The answer is obvious – it’s both. However, beyond that, the road rapidly gets muddy and roles unclear.

Engaging from both angles presents its challenges, however focusing on community only is likely to leave a city short-changed.

Engaging the community requires a focused understanding of the topic, and a clear purpose for the discussion. Given that resilience is so broad and deep a topic, that level of focus and purpose is highly unlikely to occur if one gets a mix of the community in a room. The discussion can thus become very narrow or meander rather randomly.
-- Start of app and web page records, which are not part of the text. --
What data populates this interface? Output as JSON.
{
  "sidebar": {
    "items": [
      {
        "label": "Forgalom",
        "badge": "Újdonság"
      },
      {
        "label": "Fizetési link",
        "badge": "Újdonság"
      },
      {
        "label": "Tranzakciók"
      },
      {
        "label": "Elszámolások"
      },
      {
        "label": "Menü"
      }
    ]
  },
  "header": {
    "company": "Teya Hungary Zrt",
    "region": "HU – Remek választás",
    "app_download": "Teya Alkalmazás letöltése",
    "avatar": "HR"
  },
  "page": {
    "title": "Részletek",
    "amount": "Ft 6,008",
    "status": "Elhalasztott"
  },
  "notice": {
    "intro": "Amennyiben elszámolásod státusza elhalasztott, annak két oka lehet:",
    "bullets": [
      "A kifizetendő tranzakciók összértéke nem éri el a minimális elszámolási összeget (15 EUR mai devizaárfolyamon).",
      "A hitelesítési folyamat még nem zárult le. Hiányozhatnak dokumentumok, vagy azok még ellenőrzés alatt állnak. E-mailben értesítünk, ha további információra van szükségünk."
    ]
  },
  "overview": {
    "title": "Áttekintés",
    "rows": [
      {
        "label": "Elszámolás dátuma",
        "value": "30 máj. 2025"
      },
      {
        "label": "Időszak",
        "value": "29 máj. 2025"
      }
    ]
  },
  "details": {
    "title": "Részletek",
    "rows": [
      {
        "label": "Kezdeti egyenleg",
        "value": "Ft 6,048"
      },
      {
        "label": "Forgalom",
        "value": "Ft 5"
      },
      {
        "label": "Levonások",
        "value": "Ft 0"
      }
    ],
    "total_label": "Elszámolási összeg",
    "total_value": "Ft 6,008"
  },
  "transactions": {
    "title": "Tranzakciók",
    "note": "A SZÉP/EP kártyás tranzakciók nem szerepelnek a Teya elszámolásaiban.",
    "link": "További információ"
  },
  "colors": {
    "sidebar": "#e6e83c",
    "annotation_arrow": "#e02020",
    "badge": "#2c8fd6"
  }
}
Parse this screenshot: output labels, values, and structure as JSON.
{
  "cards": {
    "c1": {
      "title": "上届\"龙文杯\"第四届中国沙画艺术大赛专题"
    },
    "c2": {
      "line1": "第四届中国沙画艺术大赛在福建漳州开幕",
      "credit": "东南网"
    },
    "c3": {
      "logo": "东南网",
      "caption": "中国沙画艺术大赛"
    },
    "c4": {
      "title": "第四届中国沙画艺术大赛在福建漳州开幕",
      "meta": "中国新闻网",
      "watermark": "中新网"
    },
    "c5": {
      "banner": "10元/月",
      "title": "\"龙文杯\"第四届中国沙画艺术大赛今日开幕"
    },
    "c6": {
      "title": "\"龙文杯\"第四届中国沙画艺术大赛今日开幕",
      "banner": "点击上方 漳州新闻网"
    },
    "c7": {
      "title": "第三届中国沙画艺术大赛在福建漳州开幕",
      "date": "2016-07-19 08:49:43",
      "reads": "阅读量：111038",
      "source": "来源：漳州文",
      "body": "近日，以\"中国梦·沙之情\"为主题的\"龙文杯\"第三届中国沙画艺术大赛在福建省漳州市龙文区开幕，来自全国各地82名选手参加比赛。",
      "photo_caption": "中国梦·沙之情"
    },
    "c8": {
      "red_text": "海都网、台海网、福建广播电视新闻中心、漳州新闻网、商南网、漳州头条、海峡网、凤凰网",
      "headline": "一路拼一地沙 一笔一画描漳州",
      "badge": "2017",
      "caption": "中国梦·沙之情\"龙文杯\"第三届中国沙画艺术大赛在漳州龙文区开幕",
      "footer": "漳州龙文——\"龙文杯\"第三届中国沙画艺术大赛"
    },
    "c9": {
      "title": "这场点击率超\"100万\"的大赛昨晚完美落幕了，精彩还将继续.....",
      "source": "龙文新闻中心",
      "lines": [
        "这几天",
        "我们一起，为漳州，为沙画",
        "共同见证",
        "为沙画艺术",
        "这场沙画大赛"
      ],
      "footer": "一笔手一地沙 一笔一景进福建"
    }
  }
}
However, to neglect society in addressing on resilience is a lot more dangerous.

What is needed is to create a frame of reference to shape and stimulate the right quality of debate.

This is perhaps where the democratically elected can step in.

We elect politicians for a purpose – to collect, synthesise, and communicate individual and collective opinion – and to guide / steer and at times provide direction. Considering a topic as diverse (and in many ways new) as resilience, that is a tall order to ask politicians to step up to. They are not ‘all knowing’. However, they most certainly can play a vitally important role.

In ‘city hall’, both politically and professionally, one tends to find as many diverse views on urban resilience as people in the room. And getting a common view at the top of the city organisation is a rather important starting point; and in most cities that is not a singular organisation or indeed a singular person. Fixing this is no small task, and although a city chief resilience officer (CRO) can be a grand step in the right direction it is far from enough. Alas presently the number of cities that have the right person and skills (CRO) in place is still small.

To provide help for cities, there are multiple organisations that are offering support and opinion – advisors, not for profits, industry, and the like. One type of organisation however that is too hidden in the closet on the topic is Standards Development Organisations (do I hear the sharp intake of air drawn through teeth?). Standards Organisations are typically not considered the first port of call for guidance on how to tackle resilience – indeed for many city politicians and senior officers, they are very unlikely to think of such organisations (or think of them in the realm of compliance and regulation).  However, the one thing going for most of them is the trusted brand they have and more neutral position that they take.

The big international (and some significant national) standards bodies have recognised that they are not top of mind for city leaders – a bit of an understatement perhaps. As a result, there is a growing support to write new materials specifically to engage the city leadership audience.

A recent initiative by British Standards Institute (BSI) is in motion to help demystify City Resilience and provide cities with some much-needed support. Two documents have been drafted: a ‘Leadership Guide’ and a ‘Management Framework’. The former is a short sharp key-issue document that is specifically targeted to the political and chief officer community. It explains in simple terms what resilience is, why it is important, provides some key insights, offers a frame of reference for the topic, and points towards some key questions that they should perhaps pose of people in executive or operational positions with in the city. The latter document is more thorough and provides an organising framework for city resilience that seeks to make sense of the topic for city managers, notably as the topic is very cross-cutting. It seeks to help cities navigate around the various other external material that in total can create more confusion for busy city managers.

Both are written for cities by cities. The two combined should help the engagement of political and professional leadership and investment decision makers through providing practical frameworks and tools for service providers and infrastructure managers.

Bristol has been engaged in this development process, amongst a large number of UK cities; and will hopefully provide a testbed to demonstrate the benefits of this material – indeed why not the other RESCCUE cities too?

So at least there are some solid steps in place to help ‘city halls’ in their endeavours to raise awareness and move to appropriate action on urban resilience. Then perhaps those same people can engage the communities in more purposeful and informed dialogue – as it for sure takes both ‘city hall’ and community views to build city resilience.